• WORKING DATA:
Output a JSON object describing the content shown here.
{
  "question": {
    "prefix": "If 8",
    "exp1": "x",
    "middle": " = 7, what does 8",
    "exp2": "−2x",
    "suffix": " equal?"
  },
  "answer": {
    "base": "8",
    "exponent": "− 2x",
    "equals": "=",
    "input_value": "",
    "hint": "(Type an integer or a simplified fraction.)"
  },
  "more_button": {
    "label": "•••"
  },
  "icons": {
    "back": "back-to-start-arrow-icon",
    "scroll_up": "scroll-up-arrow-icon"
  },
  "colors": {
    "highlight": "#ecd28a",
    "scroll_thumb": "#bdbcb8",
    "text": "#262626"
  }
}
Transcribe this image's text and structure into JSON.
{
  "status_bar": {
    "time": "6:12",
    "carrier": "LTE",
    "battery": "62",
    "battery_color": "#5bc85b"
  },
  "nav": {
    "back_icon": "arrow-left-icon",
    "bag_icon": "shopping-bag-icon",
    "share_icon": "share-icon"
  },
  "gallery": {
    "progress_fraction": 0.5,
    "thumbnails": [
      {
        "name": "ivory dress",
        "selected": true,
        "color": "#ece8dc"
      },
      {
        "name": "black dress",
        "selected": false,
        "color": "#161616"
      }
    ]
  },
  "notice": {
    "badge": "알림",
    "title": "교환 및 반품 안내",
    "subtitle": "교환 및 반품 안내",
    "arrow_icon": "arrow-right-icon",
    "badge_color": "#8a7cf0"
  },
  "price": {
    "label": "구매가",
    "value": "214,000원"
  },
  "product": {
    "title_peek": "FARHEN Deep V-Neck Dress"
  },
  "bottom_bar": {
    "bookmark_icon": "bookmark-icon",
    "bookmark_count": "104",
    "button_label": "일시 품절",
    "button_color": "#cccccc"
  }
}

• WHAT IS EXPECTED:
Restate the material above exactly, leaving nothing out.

• ANSWER TO THE EXERCISE:
Output a JSON object describing the content shown here.
{
  "question": {
    "prefix": "If 8",
    "exp1": "x",
    "middle": " = 7, what does 8",
    "exp2": "−2x",
    "suffix": " equal?"
  },
  "answer": {
    "base": "8",
    "exponent": "− 2x",
    "equals": "=",
    "input_value": "",
    "hint": "(Type an integer or a simplified fraction.)"
  },
  "more_button": {
    "label": "•••"
  },
  "icons": {
    "back": "back-to-start-arrow-icon",
    "scroll_up": "scroll-up-arrow-icon"
  },
  "colors": {
    "highlight": "#ecd28a",
    "scroll_thumb": "#bdbcb8",
    "text": "#262626"
  }
}
Transcribe this image's text and structure into JSON.
{
  "status_bar": {
    "time": "6:12",
    "carrier": "LTE",
    "battery": "62",
    "battery_color": "#5bc85b"
  },
  "nav": {
    "back_icon": "arrow-left-icon",
    "bag_icon": "shopping-bag-icon",
    "share_icon": "share-icon"
  },
  "gallery": {
    "progress_fraction": 0.5,
    "thumbnails": [
      {
        "name": "ivory dress",
        "selected": true,
        "color": "#ece8dc"
      },
      {
        "name": "black dress",
        "selected": false,
        "color": "#161616"
      }
    ]
  },
  "notice": {
    "badge": "알림",
    "title": "교환 및 반품 안내",
    "subtitle": "교환 및 반품 안내",
    "arrow_icon": "arrow-right-icon",
    "badge_color": "#8a7cf0"
  },
  "price": {
    "label": "구매가",
    "value": "214,000원"
  },
  "product": {
    "title_peek": "FARHEN Deep V-Neck Dress"
  },
  "bottom_bar": {
    "bookmark_icon": "bookmark-icon",
    "bookmark_count": "104",
    "button_label": "일시 품절",
    "button_color": "#cccccc"
  }
}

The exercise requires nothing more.